A massive kidney chain that spanned multiple states has helped save the lives of four people in need of kidney transplants, including a Florida police officer's.
Officials at the Florida Hospital Transplant Institute in Orlando said they performed two of the four transplants, including one on a deputy who had been living with kidney disease for years.
"This transplant chain was made possible by heroes — people willing to give their kidney in order to save another person's life," Dr. Bobby Nibhanupudy, medical director of Florida Hospital’s abdominal transplant program, said in a statement yesterday. "Thousands of people are waiting for life-saving transplants.

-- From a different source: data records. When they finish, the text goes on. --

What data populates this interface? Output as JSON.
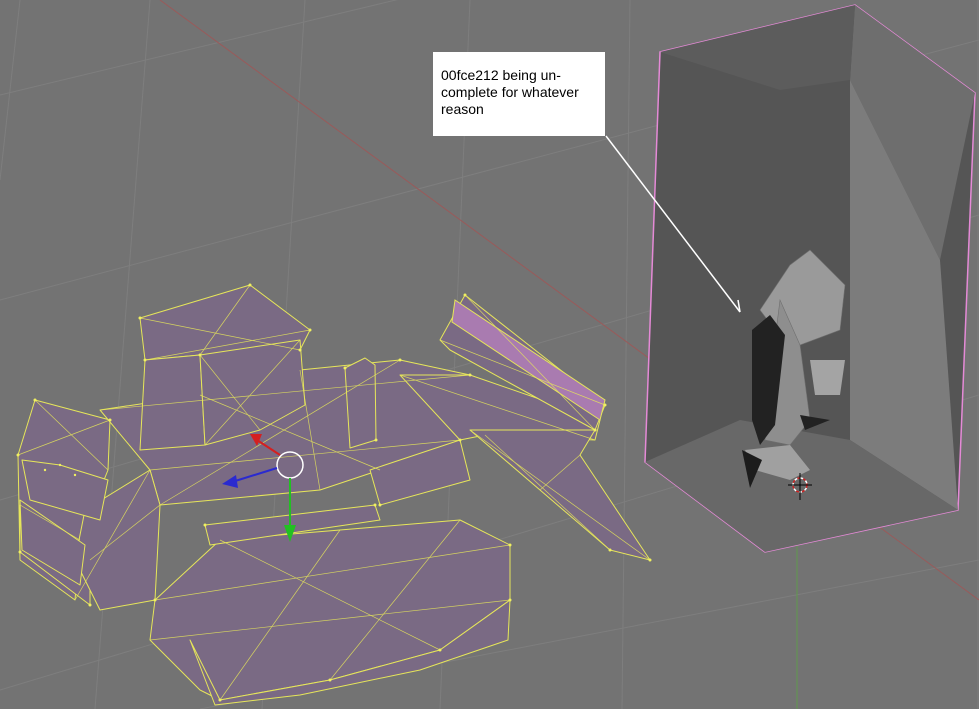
{
  "annotation": {
    "lines": [
      "00fce212 being un-",
      "complete for whatever",
      "reason"
    ]
  },
  "viewport": {
    "background": "#737373",
    "grid_color": "#7e7e7e",
    "x_axis_color": "#9a5a5a",
    "y_axis_color": "#5f9a4c"
  },
  "objects": {
    "tank_mesh": {
      "mode": "edit-wireframe",
      "face_color": "#7a6a84",
      "edge_color": "#e6e65a"
    },
    "selected_box": {
      "face_color": "#555555",
      "outline_color": "#e58ad7"
    }
  },
  "manipulator": {
    "x_axis_color": "#d42020",
    "y_axis_color": "#22c022",
    "z_axis_color": "#2a2ad0"
  }
}
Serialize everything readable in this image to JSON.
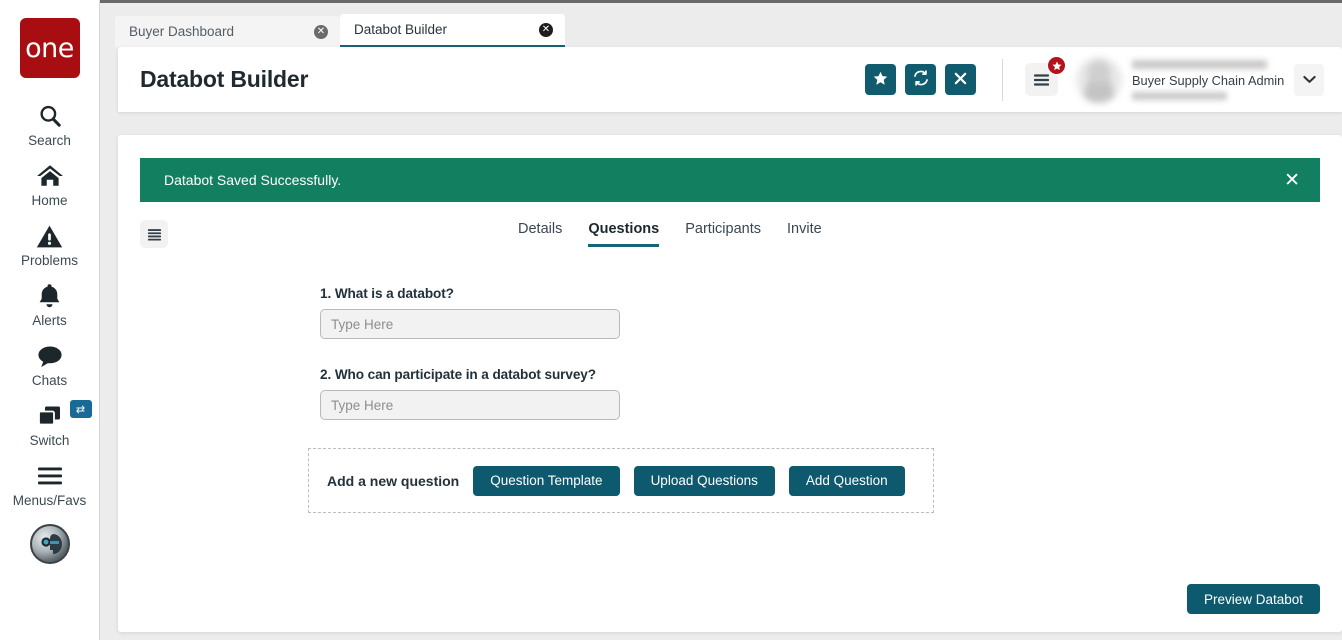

This paired exchange is proof that you could be a match to someone — maybe across the country — and become their hero too."
Nibhanupudy said that it can take years to get a new kidney if a patient has to wait to be selected from the transplant list.
Seminole County Deputy Blayne Badura had been on dialysis multiple times a week until his transplant earlier this year. Another police officer, Bobby Draughon, of the Oviedo Police Department, worked in the same area as Badura. The two became acquaintances on the job.
"He would step out on traffic stops with me and back me up," Draughon said during a press conference yesterday. Draughon said he knew Badura was sick but hadn't realized how bad his condition was until he saw a GoFundMe page his wife had set up.
"At the end it said if you happened to have a kidney to donate that would be great as well," Draughon recalled. "I realized this is something to look into."
Unfortunately, Draughon wasn't a match, but doctors at the hospital asked him if he would be willing to take part in a national kidney chain.
The idea of a kidney chain, or paired exchange, has become popular in recent years as a way to match willing, living donors with recipients, even if they are strangers. The chain starts with a patient who has a loved one or other person willing to be a donor, but is not a match. Doctors can then try to find other patients in a similar position so they can "swap" donors and receive matching kidneys more quickly.
In this case, five people were willing donors for four patients in need, creating the large kidney chain. Badura ultimately received his kidney from Lauren Gau, 26, who had wanted to donate to her mother, but was not a match.
Because she took part in the kidney chain, she was able to donate to Badura and her mother was able to receive a kidney from one of the other participants.
"It’s a complete miracle," Badura said during the press conference. Draughon's kidney was donated to another patient on the West Coast and their pledged donor has offered to be a donor for a fifth patient in need of a kidney.